Connecting Cultures Through Hearts and Stomachs
Acclaimed Singaporean director Eric Khoo and popular actor Takumi Saitoh (Blank 13, Last Winter We Parted) were on hand to answer questions from the press following the packed Japan premiere of Ramen Teh, playing in the 31st TIFF World Focus section on November 1.
“I got the feeling the audience was very hungry following the screening,” remarked Khoo.
In the film, ramen chef Masato (Saitoh) decides to explore his Singaporean mother’s roots after his father suddenly passes away. Upon arriving in Singapore, a Japanese food blogger (90s pop star Seiko Matsuda) takes him on a tour of the city’s gastronomic delicacies, including the pork bone broth called “bak kut teh.” She also helps him track down his mother’s family, who disowned their daughter when she married a Japanese man. Masato eventually sets his culinary sights on making a hybrid dish that fuses his chewy Japanese noodles with the savory Singaporean soup in the hopes of bridging the two cultures and families.
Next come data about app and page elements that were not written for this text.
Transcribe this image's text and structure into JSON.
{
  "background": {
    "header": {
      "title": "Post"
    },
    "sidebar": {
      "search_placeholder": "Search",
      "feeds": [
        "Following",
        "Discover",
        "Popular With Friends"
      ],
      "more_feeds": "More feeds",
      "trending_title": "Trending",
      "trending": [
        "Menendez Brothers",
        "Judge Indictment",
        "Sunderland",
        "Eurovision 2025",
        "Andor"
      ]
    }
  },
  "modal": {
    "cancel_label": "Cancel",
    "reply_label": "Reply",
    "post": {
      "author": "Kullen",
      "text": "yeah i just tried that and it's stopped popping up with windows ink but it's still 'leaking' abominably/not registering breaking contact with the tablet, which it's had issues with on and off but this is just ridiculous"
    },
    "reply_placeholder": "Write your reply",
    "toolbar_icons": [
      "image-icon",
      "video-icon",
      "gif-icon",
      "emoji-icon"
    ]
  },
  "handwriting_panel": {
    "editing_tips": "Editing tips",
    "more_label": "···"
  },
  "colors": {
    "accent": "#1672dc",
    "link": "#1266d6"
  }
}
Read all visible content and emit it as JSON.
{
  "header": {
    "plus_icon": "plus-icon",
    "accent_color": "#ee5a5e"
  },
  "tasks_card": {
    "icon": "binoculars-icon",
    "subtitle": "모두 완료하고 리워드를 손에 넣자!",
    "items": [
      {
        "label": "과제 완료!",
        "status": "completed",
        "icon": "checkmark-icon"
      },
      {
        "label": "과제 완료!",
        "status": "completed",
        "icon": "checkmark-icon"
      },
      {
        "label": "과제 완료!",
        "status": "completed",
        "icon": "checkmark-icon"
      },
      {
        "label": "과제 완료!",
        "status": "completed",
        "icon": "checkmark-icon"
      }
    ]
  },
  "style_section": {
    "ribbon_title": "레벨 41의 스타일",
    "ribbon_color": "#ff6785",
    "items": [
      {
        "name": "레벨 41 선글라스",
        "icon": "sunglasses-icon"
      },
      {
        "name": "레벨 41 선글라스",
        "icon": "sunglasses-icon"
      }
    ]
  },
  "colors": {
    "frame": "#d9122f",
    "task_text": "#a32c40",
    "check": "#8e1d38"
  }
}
Both Khoo and Saitoh remarked that they could hear audience members talk about what they wanted to eat for dinner following the screening of the film, a reaction that echoed what they heard at film festivals such as the Berlinale and New York’s Japan Cuts, where the film had already played. Khoo revealed that an interviewer at the Berlinale was crying after the film because she missed the food of her grandmother. “As we’ve seen at many festivals,” Khoo said, “people really engage with the film because food and the memories they evoke are very universal.”
Both the story and filming of Ramen Teh begin in Japan, where Saitoh had to prepare for his role as a ramen chef by making his own noodle broths from simmered clams. “I kept screwing up and having to make it over, again and again,” said Saitoh.
Once shooting in Singapore began, however, Saitoh and Masato were one, learning how to make Singaporean food on the fly. Saitoh said the filmmaking and cooking processes are very similar: “You gather the ingredients, season them, enjoy the final product, and then put everything away.”
The film gloriously captures the vibrancy of Singapore’s diverse food centers, where hawkers serve specialties that mix Chinese and Southeast Asian food traditions such as chili crab, laksa noodles, fish head curry, Hainanese chicken rice, and, yes, the eponymous bak kut teh, which is presented in mouth-watering detail.
The pairing of ramen with bak kut teh at the center of the film’s themes is a clever choice that Singaporeans would be familiar with, considering the country has over 180 ramen restaurants, and about 400,000 Singaporeans come to Japan each year for food tourism. Khoo revealed that ramen is his favorite noodle, and the pairing of the two foods is because “these are earthy foods from the country, or street food. I feel that street food is soul food, it’s from the heart, and that’s the film.”
Though Khoo and Saitoh wouldn’t reveal their favorite ramen restaurants, they did test how the culinary fusion dish would work through enlisting the help of noodle-making friends. Saitoh was particularly surprised at the popularity of Japanese food in Singapore, upon seeing the abundance of ramen and revolving sushi shops in the city. “The tastes of the two countries seem to be very similar,” said Saitoh, “so a dish like ramen teh was necessary to unite the themes and cultures.”
Ramen Teh is a Japan-Singapore-France co-production, and Khoo and Saitoh talked about the need for increased international collaboration in the Asia region. “We are a very small country in Singapore, so it’s important for our films to travel and be seen by overseas markets to be viable,” said Khoo. “As a Singaporean filmmaker, I feel it is very important to have this collective effort in Asia with Asian filmmakers.
Khoo recently produced the HBO horror miniseries Folklore, featuring an episode directed by Saitoh , who also spoke about Japan’s need to increase collaboration. While Saitoh acknowledged that financing films for release in the international market is difficult, working on Ramen Teh and Folklore made him realize the strength of a project “from Asia.” “I think we are entering an era,” said Saitoh , “where we need to use the various assets – financial, technical, creative – that are available across Asia to create entertainment not just for the 130 million people in Japan, but for the 7 billion around the world.”